++++ INFORMATION SUPPLIED

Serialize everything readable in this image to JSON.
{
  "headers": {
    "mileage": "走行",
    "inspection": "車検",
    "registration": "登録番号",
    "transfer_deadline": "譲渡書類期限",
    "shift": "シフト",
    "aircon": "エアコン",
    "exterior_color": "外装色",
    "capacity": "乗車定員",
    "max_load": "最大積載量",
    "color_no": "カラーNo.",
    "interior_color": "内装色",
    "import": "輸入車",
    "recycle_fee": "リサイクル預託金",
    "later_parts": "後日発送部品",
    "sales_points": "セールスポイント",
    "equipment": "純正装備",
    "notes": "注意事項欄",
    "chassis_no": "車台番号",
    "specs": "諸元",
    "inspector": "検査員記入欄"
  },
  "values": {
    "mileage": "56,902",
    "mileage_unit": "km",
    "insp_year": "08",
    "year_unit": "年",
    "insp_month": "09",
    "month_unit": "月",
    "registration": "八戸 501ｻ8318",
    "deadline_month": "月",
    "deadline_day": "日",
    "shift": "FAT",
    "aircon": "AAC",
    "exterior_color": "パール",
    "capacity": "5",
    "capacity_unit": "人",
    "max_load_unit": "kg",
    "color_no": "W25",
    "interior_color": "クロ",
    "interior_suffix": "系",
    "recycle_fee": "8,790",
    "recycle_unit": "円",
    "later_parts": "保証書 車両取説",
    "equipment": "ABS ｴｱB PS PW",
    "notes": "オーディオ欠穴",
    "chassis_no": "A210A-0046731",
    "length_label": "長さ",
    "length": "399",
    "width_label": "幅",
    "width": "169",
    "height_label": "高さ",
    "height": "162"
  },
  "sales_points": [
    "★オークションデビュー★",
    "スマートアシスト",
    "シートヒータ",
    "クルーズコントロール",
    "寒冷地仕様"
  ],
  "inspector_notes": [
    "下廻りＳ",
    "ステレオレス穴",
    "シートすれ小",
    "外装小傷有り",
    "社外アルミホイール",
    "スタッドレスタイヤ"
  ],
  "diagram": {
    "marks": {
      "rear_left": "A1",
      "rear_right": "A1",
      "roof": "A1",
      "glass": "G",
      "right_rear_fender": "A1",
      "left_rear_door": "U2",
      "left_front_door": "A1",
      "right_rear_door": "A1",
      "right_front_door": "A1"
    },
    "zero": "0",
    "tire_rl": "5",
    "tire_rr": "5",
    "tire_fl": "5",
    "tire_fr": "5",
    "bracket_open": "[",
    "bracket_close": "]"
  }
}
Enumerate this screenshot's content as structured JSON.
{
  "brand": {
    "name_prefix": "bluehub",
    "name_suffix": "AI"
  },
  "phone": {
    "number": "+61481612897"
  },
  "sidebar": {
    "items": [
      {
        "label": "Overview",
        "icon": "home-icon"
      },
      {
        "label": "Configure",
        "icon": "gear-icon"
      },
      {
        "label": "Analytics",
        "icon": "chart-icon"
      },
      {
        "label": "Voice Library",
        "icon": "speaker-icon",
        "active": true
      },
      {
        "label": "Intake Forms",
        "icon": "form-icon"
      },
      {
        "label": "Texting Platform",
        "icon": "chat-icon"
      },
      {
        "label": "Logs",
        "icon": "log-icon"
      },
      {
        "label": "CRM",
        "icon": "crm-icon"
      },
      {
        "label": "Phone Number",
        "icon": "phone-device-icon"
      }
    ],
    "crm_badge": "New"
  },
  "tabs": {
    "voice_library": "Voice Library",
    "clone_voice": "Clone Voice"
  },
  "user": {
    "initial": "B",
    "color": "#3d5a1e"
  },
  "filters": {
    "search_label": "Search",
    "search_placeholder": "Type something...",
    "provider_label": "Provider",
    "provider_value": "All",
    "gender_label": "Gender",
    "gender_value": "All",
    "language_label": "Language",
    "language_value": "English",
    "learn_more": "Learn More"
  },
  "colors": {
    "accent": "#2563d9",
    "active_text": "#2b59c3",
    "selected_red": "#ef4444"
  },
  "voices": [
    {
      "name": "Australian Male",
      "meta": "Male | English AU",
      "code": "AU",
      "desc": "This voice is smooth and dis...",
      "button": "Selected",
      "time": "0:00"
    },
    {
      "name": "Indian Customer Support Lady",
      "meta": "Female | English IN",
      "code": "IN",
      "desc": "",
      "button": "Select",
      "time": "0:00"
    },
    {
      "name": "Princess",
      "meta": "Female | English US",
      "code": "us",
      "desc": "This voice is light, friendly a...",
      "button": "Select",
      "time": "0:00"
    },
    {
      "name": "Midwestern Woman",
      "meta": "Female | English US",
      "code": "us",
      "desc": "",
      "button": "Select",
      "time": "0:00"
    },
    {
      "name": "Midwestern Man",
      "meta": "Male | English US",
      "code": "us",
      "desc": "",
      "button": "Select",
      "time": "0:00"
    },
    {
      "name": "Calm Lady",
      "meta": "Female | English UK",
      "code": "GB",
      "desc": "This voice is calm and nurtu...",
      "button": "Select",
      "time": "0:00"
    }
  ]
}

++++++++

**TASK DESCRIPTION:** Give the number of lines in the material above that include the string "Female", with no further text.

**ANSWER:** 4